═════ Input for this task ═════

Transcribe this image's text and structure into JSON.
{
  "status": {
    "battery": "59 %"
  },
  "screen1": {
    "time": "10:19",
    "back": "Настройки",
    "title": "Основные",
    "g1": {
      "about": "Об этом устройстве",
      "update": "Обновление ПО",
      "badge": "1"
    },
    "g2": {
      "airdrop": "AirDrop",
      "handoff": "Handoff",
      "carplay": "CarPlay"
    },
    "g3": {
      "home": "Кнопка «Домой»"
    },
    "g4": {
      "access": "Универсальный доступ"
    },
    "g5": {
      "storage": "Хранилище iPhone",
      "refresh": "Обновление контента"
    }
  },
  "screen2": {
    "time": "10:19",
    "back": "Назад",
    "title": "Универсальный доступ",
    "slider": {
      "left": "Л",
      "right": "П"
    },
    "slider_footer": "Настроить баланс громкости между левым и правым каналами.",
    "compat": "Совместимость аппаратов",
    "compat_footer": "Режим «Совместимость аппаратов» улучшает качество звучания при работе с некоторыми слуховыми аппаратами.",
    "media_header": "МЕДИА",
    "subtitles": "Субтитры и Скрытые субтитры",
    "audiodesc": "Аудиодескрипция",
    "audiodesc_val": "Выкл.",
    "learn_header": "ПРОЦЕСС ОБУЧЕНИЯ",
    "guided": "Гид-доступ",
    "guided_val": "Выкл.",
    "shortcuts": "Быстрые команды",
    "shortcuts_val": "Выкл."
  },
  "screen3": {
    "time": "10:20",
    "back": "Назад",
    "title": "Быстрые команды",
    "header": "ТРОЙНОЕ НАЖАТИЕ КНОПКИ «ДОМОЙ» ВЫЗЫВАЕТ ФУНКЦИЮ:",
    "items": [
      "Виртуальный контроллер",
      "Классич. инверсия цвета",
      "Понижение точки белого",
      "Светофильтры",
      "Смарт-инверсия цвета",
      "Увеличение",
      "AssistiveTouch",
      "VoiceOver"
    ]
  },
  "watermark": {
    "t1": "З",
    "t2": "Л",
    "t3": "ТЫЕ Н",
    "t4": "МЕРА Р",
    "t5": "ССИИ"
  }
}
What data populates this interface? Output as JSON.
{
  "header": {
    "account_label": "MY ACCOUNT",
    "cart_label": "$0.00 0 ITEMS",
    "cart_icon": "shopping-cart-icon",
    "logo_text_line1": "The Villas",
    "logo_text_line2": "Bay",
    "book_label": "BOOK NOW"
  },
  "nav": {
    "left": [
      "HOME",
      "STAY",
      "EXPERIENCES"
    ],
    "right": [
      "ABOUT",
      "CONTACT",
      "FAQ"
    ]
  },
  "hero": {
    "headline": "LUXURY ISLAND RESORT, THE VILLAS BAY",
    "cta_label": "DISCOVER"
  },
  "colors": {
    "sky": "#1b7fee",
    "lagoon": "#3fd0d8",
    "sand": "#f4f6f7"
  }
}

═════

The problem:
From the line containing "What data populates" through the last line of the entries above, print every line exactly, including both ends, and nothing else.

Result below:
What data populates this interface? Output as JSON.
{
  "header": {
    "account_label": "MY ACCOUNT",
    "cart_label": "$0.00 0 ITEMS",
    "cart_icon": "shopping-cart-icon",
    "logo_text_line1": "The Villas",
    "logo_text_line2": "Bay",
    "book_label": "BOOK NOW"
  },
  "nav": {
    "left": [
      "HOME",
      "STAY",
      "EXPERIENCES"
    ],
    "right": [
      "ABOUT",
      "CONTACT",
      "FAQ"
    ]
  },
  "hero": {
    "headline": "LUXURY ISLAND RESORT, THE VILLAS BAY",
    "cta_label": "DISCOVER"
  },
  "colors": {
    "sky": "#1b7fee",
    "lagoon": "#3fd0d8",
    "sand": "#f4f6f7"
  }
}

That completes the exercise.